While watching “How I live now“, the exact same feelings came back. The “Shit, lets hope this never becomes reality …” kind of reaction. And also because of the impression that you are going through exactly the same events. As if you were in the midst of those who were going through that hell. And although it’s a gray and grim view of the future, this film was a sight for sore eyes. The storyline is perfect because of the sobriety of images. No deliberately added sensational images of bombardments or mutilated victims. Only the subtle used images of a shock wave, the threatening atmosphere during the action of the soldiers and the brutal terror that war brings. All this in an artistic framing so it was sometimes hard to believe that there are so many terrible things happening in a short distance. A beautiful morning with a tasteful view of the surrounding countryside made the ugliness of the upcoming war disappear. Superb.

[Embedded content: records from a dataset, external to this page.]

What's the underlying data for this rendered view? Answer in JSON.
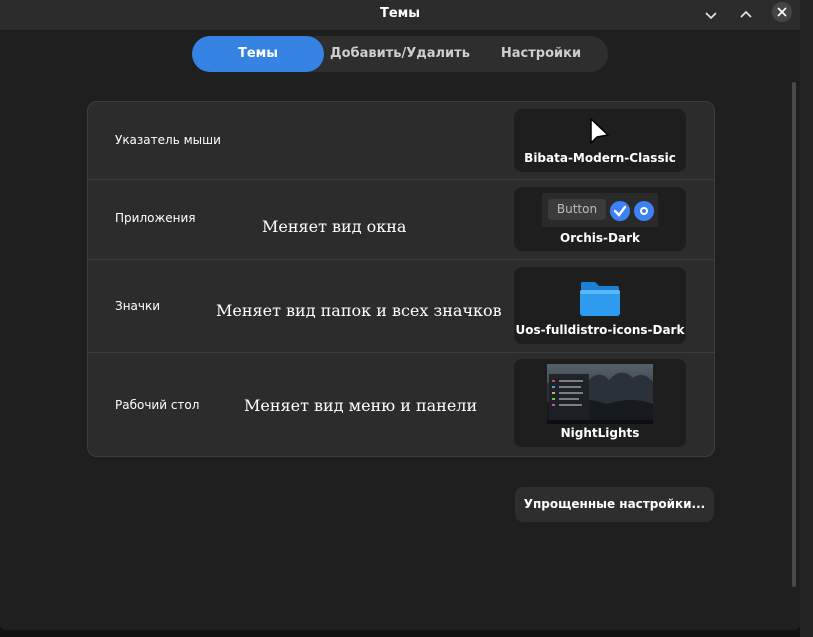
{
  "window": {
    "title": "Темы"
  },
  "tabs": [
    {
      "label": "Темы",
      "active": true
    },
    {
      "label": "Добавить/Удалить",
      "active": false
    },
    {
      "label": "Настройки",
      "active": false
    }
  ],
  "rows": {
    "cursor": {
      "label": "Указатель мыши",
      "theme": "Bibata-Modern-Classic"
    },
    "apps": {
      "label": "Приложения",
      "annotation": "Меняет вид окна",
      "theme": "Orchis-Dark",
      "button_text": "Button"
    },
    "icons": {
      "label": "Значки",
      "annotation": "Меняет вид папок и всех значков",
      "theme": "Uos-fulldistro-icons-Dark"
    },
    "desktop": {
      "label": "Рабочий стол",
      "annotation": "Меняет вид меню и панели",
      "theme": "NightLights"
    }
  },
  "simple_settings_button": "Упрощенные настройки...",
  "colors": {
    "accent": "#3584e4",
    "background": "#1f1f1f",
    "card": "#2c2c2c",
    "folder": "#2d9cf0"
  },
  "icons": [
    "minimize-icon",
    "maximize-icon",
    "close-icon",
    "cursor-pointer-icon",
    "check-icon",
    "radio-icon",
    "folder-icon"
  ]
}
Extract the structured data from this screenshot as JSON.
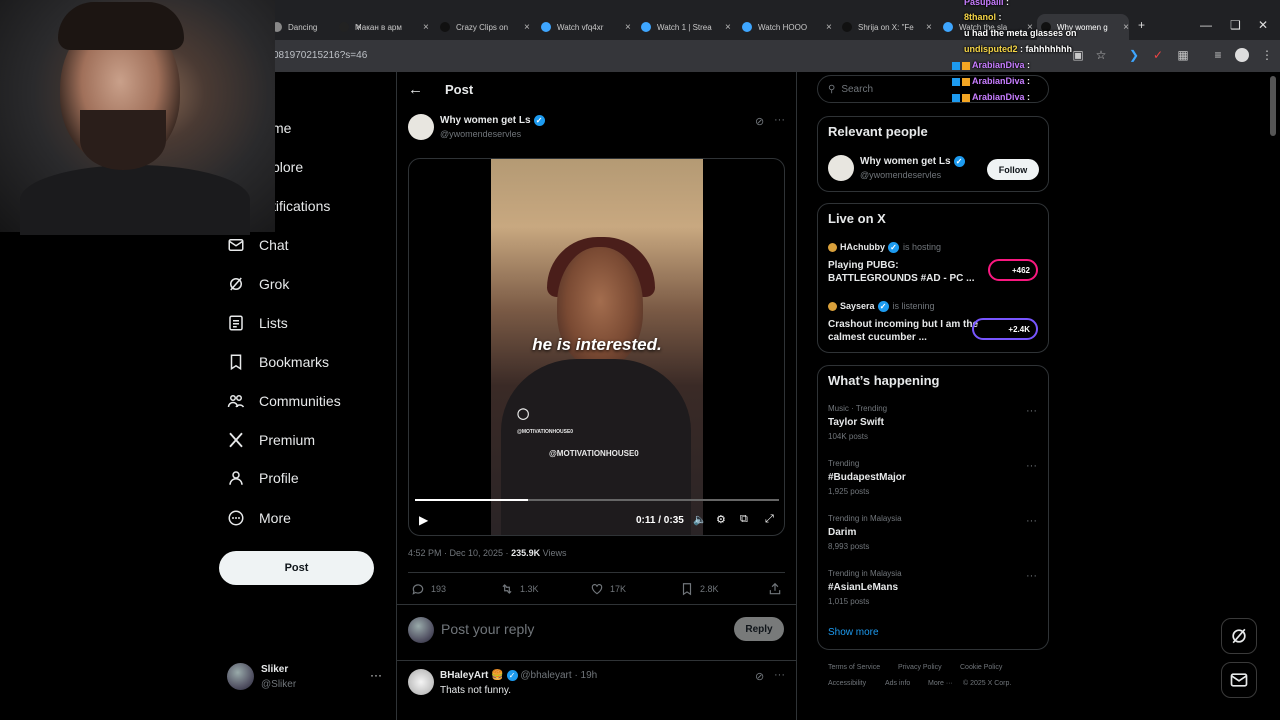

In addition to the photographic qualities, there was the sublime cast with Ronan up front. The transformation of a theatrical,snooty, pampered, alternatively looking and pretty crazy girl into a friendly, frank, visibly enjoying life and loving girl, was fairly predictable. The rendition of Ronan (Daisy) was of an exceptionally high level. Her natural beauty, her confident attitude and her intense shining eyes was an add-on to the sublime acting. Her performance is admirable and credible. A masterly portrait of a tormented teenager with enervating, whining voices in her head and a load of self-pity she’s carrying (probably the result of the traumatic experience as a baby). The rebellious and furious temper that slowly fades away and makes room for a lovely, timid girl who discovers the joy of life again. And in the end she becomes a savior who knows quite a bit about “Survival” techniques to watch over her little niece. Even the love relationship (In a way it’s a forbidden relationship) was subtly addressed and wasn’t really annoying. It served for them as the last straw to hold on to.
But not only Ronan sparkled in her role. The other young actors were perfectly casted and played their part realistic. The movie started rather slow and unclear. But once Daisy joins her distant family and experiences together with her cousins the daily grind of life at the countryside, the movie shifts into a higher gear. Harley Bird (Piper) is astonishingly good for her age. A kind of an English Shirley Temple on a survival trek. And Tom Holland (Isaac) has that innocent boyish look all the time. Splendour Performance.
This film is not about showing spectacular images and action-packed scenes during a war. It’s about the aftermath of such a war with sometimes harrowing situations in which survivors end up. The daily struggle to survive and how replaceable we are as civilians in the hands of a reigning government apparatus. Despite the austere images this movie is at times still quite thrilling and cruel. An issue such as this impresses me more than movies about a deadly epidemic, zombie situations or another physical catastrophe. Despite the total lack of solid information so you understand the situation much better, the message is clear: love conquers all obstacles and as long as you focus on what is important, nothing is impossible to achieve. Let’s hope that common sense continues to prevail in our society!